Data extracted from a collection
**********
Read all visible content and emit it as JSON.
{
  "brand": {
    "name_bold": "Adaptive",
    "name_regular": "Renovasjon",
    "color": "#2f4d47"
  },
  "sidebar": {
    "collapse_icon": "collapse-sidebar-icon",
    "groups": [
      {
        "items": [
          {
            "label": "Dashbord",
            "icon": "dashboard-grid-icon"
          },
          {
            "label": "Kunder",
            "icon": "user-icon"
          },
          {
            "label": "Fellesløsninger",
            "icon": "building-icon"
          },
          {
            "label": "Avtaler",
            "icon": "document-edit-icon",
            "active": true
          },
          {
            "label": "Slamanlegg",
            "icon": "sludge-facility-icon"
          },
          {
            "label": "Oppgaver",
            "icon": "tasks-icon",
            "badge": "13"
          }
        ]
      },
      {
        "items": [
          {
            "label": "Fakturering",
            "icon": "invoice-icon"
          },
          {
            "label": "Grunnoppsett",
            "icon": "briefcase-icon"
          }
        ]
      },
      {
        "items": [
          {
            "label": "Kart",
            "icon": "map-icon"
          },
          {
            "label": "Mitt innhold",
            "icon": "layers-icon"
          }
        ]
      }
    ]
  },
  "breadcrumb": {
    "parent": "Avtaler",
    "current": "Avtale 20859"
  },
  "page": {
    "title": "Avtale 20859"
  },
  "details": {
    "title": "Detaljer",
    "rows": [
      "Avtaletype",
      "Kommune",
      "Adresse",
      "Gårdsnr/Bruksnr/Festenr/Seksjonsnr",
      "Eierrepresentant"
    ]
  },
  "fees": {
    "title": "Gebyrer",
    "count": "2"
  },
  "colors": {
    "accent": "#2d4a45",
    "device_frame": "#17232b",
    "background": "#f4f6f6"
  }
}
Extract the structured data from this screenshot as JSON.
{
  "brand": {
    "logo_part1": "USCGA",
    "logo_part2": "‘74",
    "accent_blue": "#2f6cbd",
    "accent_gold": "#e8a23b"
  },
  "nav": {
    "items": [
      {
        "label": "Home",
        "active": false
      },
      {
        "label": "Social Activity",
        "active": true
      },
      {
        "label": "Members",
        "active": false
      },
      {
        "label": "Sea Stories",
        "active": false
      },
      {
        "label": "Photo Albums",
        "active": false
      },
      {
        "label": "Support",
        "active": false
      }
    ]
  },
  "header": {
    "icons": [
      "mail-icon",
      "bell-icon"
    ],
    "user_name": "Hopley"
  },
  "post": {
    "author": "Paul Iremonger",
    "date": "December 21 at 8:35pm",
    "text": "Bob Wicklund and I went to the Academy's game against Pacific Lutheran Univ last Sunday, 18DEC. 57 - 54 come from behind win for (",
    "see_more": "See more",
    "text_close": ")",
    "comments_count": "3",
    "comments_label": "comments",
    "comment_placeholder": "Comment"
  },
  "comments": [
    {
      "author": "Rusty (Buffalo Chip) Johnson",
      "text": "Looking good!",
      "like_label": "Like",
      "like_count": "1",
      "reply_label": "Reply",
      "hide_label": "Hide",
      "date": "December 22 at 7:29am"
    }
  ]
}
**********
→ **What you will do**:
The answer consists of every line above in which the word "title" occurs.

→ **Answer for this exercise**:
    "title": "Avtale 20859"
    "title": "Detaljer",
    "title": "Gebyrer",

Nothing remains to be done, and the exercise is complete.